Airborne laser brings Star Wars one step closer
LONDON (Reuters) – A U.S. Pentagon invention could make air
combat resemble a battle scene from Star Wars, with a laser so
small it can fit on a fighter jet, yet powerful enough to knock
down an enemy missile in flight.
The High Energy Laser Area Defense System (HELLADS), being
designed by the Pentagon’s central research and development
agency, will weigh just 750 kg (1,650 lb) and measures the size
of a large fridge.
To date, such lasers have been so bulky because of the need
for huge cooling systems to stop them overheating, that they
had to be fitted to large aircraft such as jumbo jets, New
Scientist magazine reported on Wednesday.
But the Pentagon’s Defense Advanced Research Projects
Agency reckons it has solved the problem by merging liquid and
solid state lasers to cut the size and weight by “an order of
magnitude,” according to its Web site.
Liquid lasers can fire a continuous beam but need large
cooling systems, while solid state laser beams are more intense

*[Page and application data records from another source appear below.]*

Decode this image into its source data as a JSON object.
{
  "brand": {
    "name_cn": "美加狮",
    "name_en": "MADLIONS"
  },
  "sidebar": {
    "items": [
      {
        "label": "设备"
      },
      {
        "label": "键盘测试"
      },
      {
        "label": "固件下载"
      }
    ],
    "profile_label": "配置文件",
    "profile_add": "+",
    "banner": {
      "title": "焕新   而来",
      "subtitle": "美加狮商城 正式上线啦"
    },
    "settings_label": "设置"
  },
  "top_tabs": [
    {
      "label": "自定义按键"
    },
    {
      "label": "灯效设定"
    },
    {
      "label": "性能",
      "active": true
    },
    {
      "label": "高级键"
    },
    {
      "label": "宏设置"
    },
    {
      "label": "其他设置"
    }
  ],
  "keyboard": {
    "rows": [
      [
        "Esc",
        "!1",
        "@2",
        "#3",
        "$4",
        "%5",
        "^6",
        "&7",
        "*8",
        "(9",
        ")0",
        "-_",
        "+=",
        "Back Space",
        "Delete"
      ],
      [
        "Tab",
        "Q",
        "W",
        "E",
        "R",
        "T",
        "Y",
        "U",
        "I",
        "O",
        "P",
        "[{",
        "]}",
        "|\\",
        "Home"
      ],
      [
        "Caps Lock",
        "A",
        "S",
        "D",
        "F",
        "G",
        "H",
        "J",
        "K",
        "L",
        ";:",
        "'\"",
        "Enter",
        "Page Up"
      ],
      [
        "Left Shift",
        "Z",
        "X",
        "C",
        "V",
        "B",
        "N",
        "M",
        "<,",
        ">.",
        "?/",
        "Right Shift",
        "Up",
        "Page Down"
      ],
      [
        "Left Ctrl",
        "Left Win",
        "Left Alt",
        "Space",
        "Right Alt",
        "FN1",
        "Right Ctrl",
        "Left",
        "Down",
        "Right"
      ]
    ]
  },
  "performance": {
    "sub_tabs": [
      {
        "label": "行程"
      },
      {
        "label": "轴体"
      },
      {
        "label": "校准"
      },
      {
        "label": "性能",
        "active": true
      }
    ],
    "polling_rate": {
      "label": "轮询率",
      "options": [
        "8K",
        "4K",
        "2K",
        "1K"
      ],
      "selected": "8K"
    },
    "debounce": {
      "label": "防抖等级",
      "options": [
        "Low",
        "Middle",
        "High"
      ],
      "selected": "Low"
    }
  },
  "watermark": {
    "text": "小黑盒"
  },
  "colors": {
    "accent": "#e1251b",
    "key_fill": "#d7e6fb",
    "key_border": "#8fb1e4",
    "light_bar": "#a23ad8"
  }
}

but have to be fired in pulses to stop them overheating.
“We’ve combined the high energy density of the solid state
laser with the thermal management of the liquid laser,” New
Scientist quoted project manager Don Woodbury as saying.
Dubbed the “HEL weapon” by its developers, a prototype
capable of firing a mild one kilowatt (kW) beam has already
been produced and there are plans to build a stronger 15-kW
version by the end of the year.
If everything goes according to plan, an even more powerful
weapon producing a 150-kW beam and capable of knocking down a
missile will be ready by 2007 for fitting onto aircraft.